_PROBLEM TO SOLVE_
For the word "this", work out how many lines in the records below contain it and state that count alone.
··· PROVIDED DATA ···
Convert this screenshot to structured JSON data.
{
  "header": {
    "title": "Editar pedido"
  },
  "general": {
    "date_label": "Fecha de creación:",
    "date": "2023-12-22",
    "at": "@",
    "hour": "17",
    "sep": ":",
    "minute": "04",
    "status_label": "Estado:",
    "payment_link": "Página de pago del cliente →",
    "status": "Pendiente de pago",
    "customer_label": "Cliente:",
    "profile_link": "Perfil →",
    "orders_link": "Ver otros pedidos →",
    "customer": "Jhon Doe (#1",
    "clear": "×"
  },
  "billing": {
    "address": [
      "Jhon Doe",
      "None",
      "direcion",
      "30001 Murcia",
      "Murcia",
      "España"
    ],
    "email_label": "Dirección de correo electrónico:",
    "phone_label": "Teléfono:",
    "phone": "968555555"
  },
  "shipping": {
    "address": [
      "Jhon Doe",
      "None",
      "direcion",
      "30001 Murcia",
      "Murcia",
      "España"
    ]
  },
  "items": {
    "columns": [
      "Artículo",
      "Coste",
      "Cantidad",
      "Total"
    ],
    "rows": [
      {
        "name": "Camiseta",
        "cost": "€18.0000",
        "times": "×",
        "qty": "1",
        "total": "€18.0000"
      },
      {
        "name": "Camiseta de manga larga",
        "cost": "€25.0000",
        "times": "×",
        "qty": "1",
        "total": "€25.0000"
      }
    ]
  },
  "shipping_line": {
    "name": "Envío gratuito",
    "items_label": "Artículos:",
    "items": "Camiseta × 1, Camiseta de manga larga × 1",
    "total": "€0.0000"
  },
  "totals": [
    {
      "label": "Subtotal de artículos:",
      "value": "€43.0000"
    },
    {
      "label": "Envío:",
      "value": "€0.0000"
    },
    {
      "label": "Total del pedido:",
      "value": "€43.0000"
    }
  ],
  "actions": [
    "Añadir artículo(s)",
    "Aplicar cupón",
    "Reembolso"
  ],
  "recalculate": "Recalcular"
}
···
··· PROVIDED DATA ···
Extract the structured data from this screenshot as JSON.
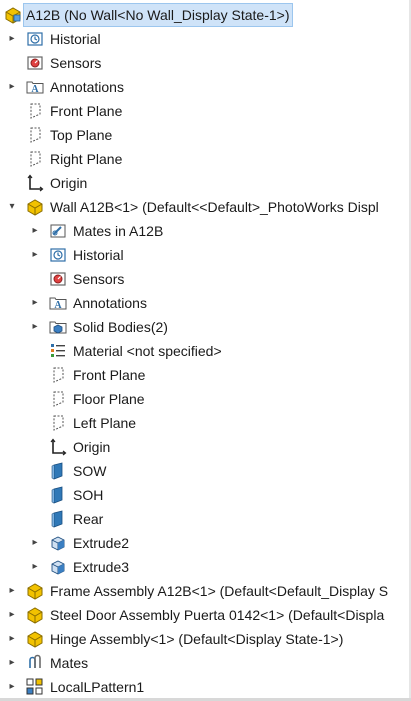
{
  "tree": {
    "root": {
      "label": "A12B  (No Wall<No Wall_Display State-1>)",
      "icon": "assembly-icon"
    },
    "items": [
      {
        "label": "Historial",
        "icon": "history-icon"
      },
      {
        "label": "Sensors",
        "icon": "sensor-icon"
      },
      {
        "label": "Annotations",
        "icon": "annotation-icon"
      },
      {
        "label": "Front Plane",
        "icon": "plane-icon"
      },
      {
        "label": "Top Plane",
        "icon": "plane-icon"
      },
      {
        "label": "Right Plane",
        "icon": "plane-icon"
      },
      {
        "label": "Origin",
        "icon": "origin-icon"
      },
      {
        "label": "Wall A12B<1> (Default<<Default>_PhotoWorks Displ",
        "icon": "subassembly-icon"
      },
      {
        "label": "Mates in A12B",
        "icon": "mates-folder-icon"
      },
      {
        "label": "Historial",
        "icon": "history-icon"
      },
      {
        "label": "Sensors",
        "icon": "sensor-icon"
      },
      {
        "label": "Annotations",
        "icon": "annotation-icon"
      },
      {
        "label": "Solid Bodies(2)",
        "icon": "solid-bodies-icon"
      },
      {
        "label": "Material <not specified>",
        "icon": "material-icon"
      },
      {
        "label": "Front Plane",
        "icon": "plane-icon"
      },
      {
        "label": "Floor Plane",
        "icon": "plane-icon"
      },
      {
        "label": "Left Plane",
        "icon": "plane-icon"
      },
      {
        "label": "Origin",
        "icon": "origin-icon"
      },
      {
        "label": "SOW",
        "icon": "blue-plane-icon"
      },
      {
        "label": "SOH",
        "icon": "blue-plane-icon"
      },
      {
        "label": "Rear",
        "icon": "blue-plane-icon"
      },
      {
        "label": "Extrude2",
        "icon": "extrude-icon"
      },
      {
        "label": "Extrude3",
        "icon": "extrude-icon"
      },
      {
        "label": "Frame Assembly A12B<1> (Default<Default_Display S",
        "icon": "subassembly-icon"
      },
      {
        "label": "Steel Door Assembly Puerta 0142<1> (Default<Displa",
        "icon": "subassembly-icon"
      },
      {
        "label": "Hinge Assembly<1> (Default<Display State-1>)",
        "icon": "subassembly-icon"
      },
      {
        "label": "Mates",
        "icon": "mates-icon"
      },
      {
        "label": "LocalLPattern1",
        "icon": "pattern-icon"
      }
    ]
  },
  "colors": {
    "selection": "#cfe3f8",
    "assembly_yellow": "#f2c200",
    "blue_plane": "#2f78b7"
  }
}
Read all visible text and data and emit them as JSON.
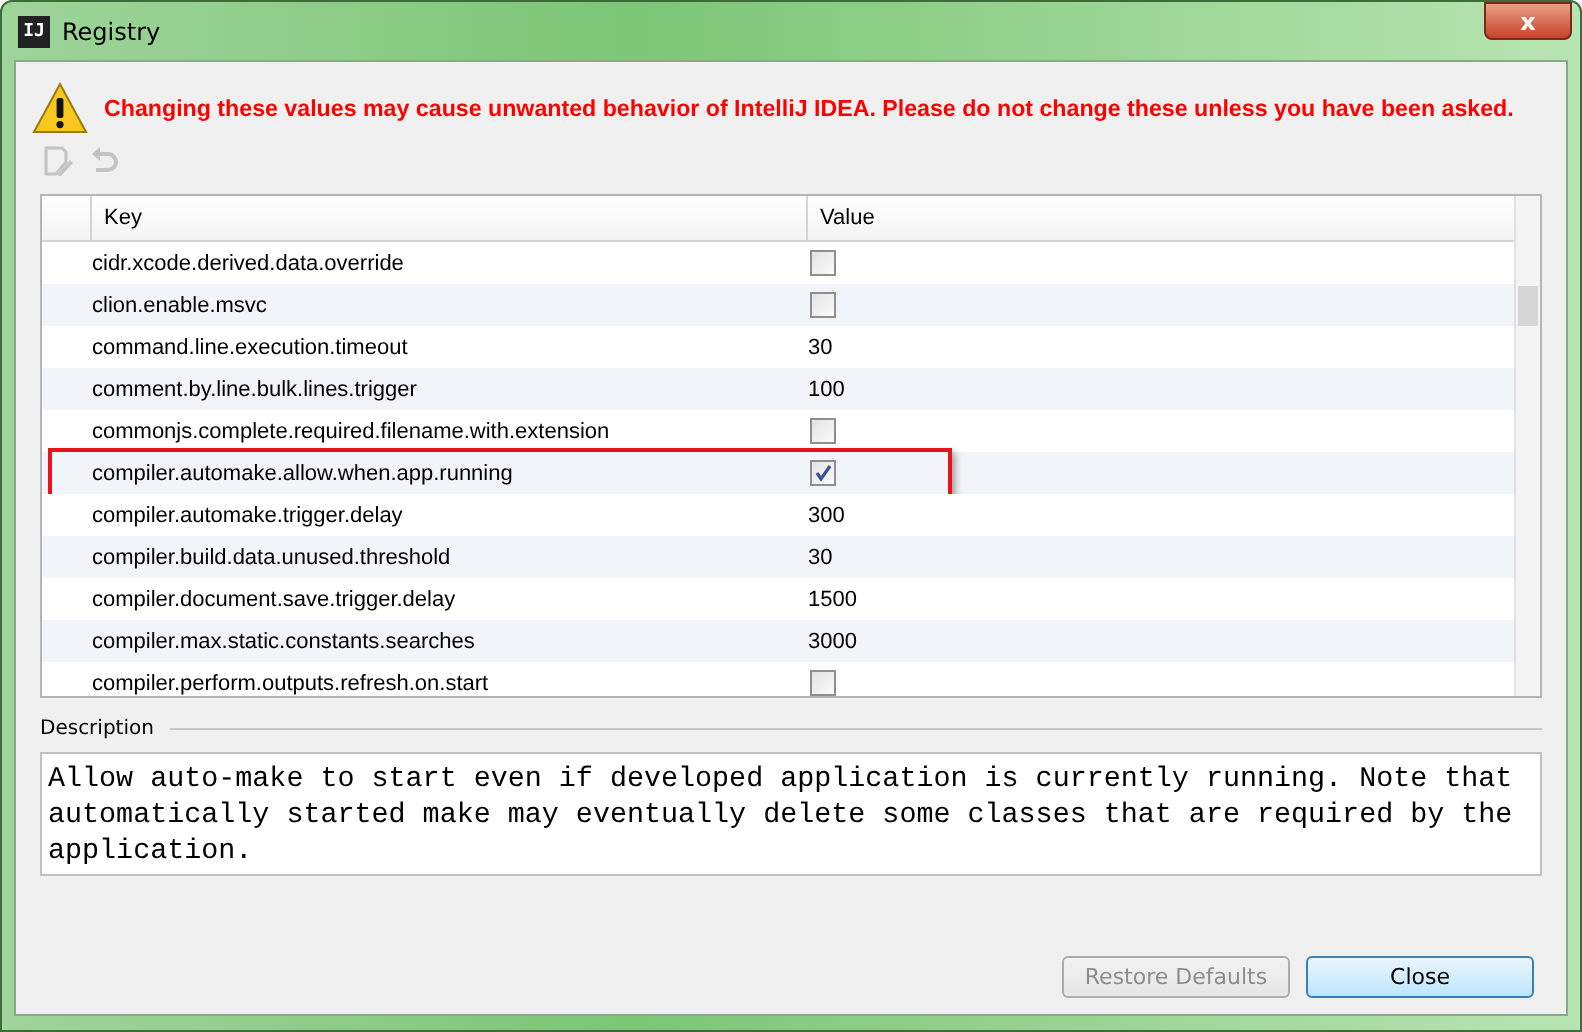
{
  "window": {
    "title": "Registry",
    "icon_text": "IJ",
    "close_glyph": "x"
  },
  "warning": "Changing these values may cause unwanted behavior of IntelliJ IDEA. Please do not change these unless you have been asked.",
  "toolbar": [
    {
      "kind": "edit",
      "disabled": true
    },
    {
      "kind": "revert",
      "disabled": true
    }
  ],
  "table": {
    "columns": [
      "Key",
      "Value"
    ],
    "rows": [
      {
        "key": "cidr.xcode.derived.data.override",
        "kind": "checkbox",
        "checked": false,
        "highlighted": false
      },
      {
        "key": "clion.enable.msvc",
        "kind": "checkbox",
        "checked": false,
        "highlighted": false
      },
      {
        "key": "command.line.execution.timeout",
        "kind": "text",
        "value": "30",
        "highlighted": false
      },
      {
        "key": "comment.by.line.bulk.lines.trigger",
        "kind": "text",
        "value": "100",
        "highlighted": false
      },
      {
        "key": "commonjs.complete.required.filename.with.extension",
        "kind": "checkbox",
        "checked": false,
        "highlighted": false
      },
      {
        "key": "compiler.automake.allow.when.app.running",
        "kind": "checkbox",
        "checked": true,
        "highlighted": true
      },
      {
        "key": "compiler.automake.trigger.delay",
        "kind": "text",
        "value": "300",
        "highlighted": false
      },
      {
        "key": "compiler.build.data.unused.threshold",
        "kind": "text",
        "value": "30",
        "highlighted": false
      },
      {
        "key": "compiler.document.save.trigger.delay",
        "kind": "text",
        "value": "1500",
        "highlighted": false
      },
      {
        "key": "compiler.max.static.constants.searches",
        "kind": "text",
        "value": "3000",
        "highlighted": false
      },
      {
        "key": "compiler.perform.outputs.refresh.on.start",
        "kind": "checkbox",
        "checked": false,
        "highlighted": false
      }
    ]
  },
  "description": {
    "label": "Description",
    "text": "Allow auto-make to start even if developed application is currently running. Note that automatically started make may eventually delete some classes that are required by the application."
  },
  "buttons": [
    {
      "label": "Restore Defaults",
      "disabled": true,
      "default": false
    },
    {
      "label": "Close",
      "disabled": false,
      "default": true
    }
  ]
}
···
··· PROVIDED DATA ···
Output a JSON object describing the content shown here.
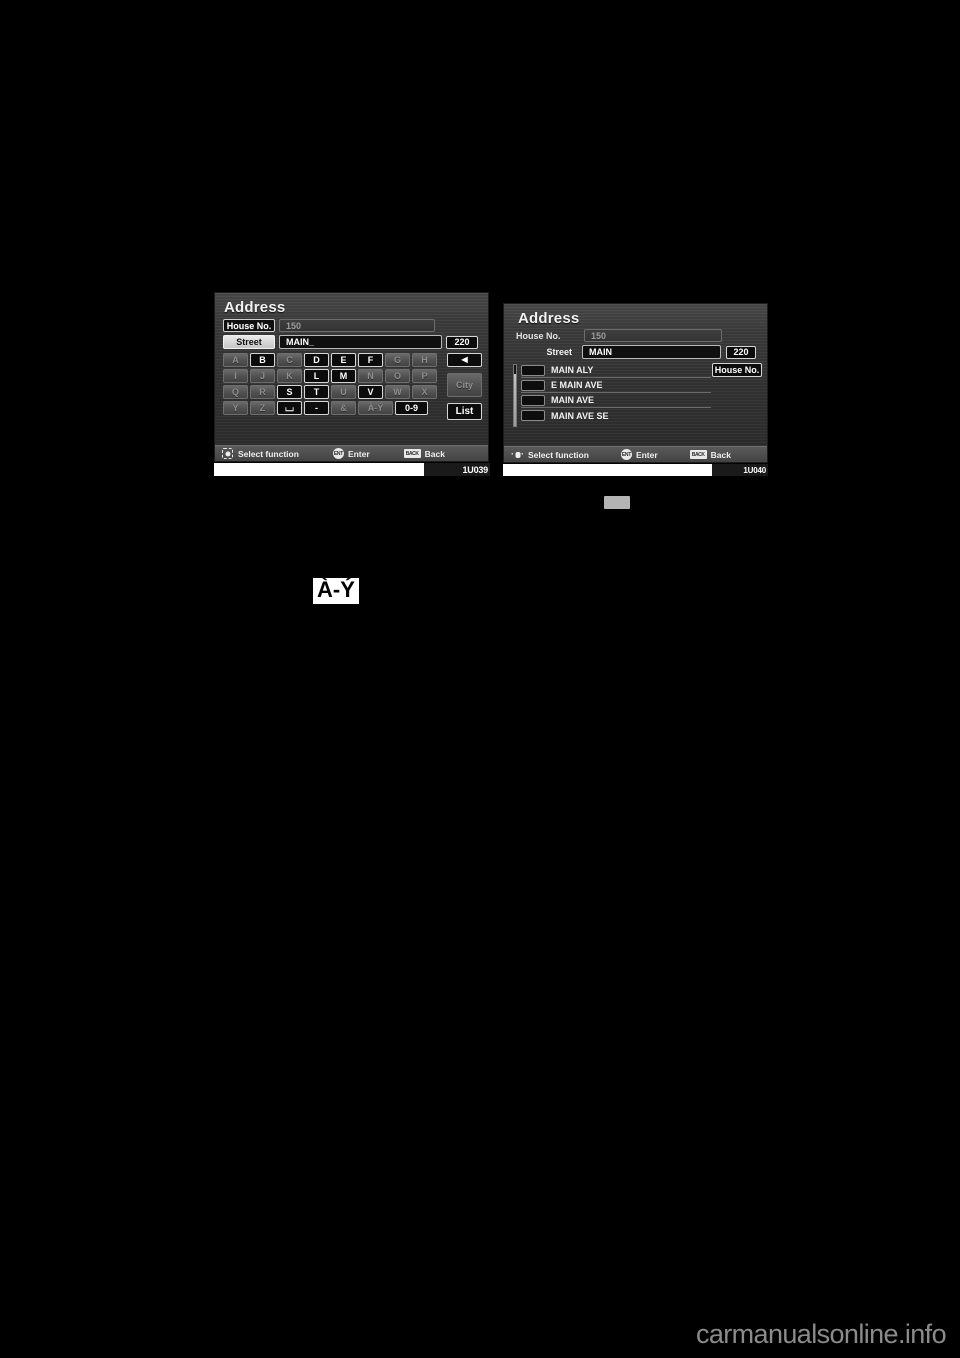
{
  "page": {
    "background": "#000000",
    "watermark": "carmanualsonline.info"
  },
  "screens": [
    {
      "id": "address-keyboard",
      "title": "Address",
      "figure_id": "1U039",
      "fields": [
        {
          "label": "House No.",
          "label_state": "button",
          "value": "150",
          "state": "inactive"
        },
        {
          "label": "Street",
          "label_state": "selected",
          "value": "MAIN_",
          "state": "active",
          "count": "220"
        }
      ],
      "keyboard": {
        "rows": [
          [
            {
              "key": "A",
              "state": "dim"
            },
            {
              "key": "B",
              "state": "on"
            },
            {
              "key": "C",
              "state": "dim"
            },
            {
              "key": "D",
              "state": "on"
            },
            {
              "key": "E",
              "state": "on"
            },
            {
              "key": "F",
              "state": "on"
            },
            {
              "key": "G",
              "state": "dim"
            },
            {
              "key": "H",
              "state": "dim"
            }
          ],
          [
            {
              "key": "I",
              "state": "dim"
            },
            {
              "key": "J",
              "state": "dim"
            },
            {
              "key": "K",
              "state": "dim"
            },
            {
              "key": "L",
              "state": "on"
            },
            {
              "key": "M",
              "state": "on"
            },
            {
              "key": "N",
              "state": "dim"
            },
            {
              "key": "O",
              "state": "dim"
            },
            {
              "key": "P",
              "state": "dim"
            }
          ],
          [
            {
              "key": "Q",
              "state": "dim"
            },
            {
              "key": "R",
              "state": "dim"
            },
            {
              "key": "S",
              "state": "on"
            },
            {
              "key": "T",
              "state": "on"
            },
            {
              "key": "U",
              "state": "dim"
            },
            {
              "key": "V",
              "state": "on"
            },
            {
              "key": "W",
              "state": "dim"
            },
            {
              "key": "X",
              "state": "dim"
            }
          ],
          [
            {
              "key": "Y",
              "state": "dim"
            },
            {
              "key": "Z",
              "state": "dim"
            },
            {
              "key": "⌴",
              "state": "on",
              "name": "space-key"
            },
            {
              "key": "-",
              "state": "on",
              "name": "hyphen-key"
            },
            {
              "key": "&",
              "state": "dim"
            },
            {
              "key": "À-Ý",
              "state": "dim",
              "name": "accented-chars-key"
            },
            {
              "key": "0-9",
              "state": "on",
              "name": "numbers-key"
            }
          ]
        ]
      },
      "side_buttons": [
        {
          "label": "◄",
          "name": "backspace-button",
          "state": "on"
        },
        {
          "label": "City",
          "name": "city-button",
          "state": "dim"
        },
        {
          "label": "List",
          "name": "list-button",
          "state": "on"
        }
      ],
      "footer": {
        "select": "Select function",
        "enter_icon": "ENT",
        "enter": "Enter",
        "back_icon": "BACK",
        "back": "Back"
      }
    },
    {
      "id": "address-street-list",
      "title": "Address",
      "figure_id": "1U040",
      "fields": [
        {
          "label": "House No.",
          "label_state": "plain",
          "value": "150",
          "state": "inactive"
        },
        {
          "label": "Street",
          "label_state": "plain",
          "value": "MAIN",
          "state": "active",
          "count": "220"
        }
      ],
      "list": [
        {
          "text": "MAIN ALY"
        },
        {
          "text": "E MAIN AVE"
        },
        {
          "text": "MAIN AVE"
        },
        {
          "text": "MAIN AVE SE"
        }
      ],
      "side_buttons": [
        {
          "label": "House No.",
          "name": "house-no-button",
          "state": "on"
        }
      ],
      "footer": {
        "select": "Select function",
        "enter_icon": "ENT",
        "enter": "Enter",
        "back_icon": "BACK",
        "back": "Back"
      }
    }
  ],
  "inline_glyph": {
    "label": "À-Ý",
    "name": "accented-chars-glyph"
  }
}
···
_EXERCISE RESPONSE_
2